When Dakota Johnson was a mere 16 years old, in 2006, she was asked by the Hollywood Foreign Press Association to be a Miss Golden Globe. Anyone who’s watched the annual awards ceremony will recall these young, glittering figures. They gracefully hand out statuettes to winners, smiling and gliding across the stage before they disappear behind a curtain. Johnson’s mother, Melanie Griffith, had been a Miss Golden Globe, in 1975. So it was like the passing of a baton, in a way. An honor, no sweat. Until Johnson, now 23, had to tell Harrison Ford that he was in the shot.
“It was so scary,” says Johnson. Why would I ever go up to Harrison Ford and say, ‘You can’t stand there; you have to stand behind this line.’ His nose was sticking into the side of the camera. I was afraid to touch his elbow because he was holding a drink. I was freaking out. He didn’t give a f- – – at all. It was an existential crisis for me.”

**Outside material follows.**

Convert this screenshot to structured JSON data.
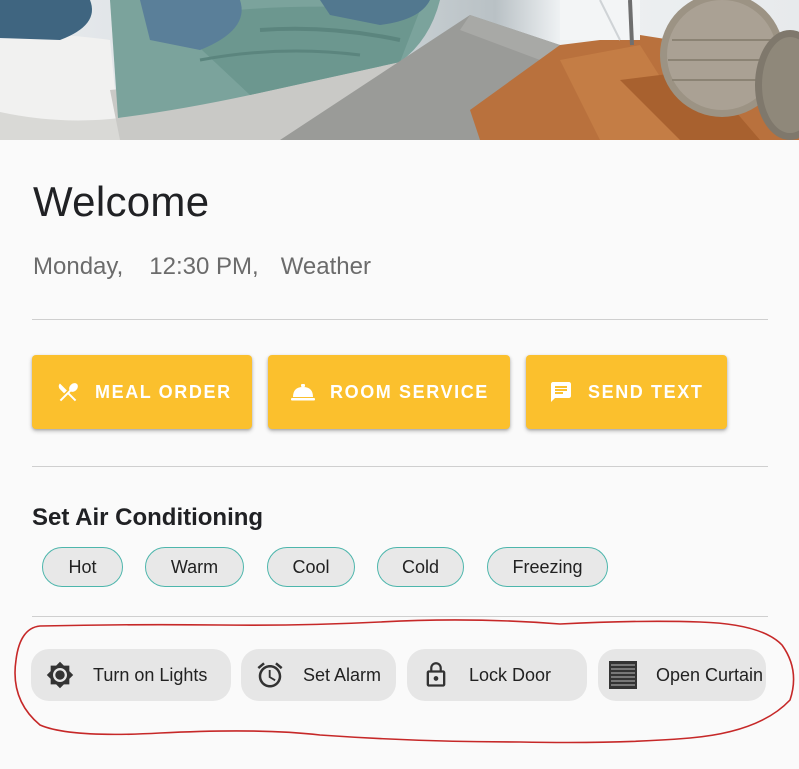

All these years later, Johnson is starring in her own sitcom, Fox’s “Ben and Kate,” the touching and funny story of a single mother (Johnson), who has to raise two “children” — her daughter, Maddie, and her older brother, Ben (Nat Faxon), the kind of bumbling misfit who complicates every situation he’s in. One recent episode found Ben making a mess of Kate’s admission that she used a false address to keep Maddie in a better school district. Even though things were heading south, Ben managed to smooth things over with the principal. There’s a freshness to the writing that makes this show one of the surprises of the fall season. It has already received a full-season pickup from Fox.
“It’s awesome,” says Johnson, who’s on set, staving off a cold with a lunchtime bowl of soup from a nearby Ralph’s supermarket. “It’s a big relief. The show’s funny and sweet, and I have an amazing cast.”
Playing the straight woman to Faxon’s Ben requires her to keep it together during their banter. It’s not always possible.
“When we’re doing a lot of improving, it’s sometimes weird to rein it in,” she says. “We’re really good at playing off each other. And I can tell what’s coming.”
Johnson has experience dealing with the antics of siblings (she has older brothers and younger brothers and sisters), but playing a mom threw her for a loop.
“It makes me feel old. It’s nice to get home at the end of the day and not have a kid,” she says. “I was even mentally prepared for playing a mom. This is the kind of thing where I get to have a really different sort of relationship with my kid. The characters are friends. That’s so different from what you see on TV. It’s usually the mom yelling at the kid and the kid’s getting into trouble.”
The kid, Maggie Elizabeth Jones, knocks her out, though. “She’s an incredibly smart child. The minute they call action, she’s working,” she says. “It’s really cool to watch her grow physically and become more comfortable, worrying if something she does or says looks stupid. I will help her as much as I can to not have that feeling.”
Johnson’s dad, Don, starred in two long-running series, “Miami Vice” on NBC and “Nash Bridges” on CBS, but did not offer advice on handling the workload.
“There’s no advice anybody can give you at all. It’s really personal to each actor,” she says. “It’s insane. While people are watching one episode, we’re filming five more episodes. There are a few bits that were filmed the day before the show came on the air. It’s an insanely physically taxing job.”
Johnson is looking forward to Kate getting a little wild as the season progresses and she confirms that the she will have a boyfriend, played by Geoff Stults. “He comes on in Episode 5. He’s Will, the hunky neighbor,” she says.
While Kate’s social life is looking up, Johnson is acclimating herself to the grind of successful TV series. When she has her upcoming Christmas break, she says she will be calling the friends that remember her and saying, “I’m so sorry I didn’t call you back for 5 months.”
Source: NY Post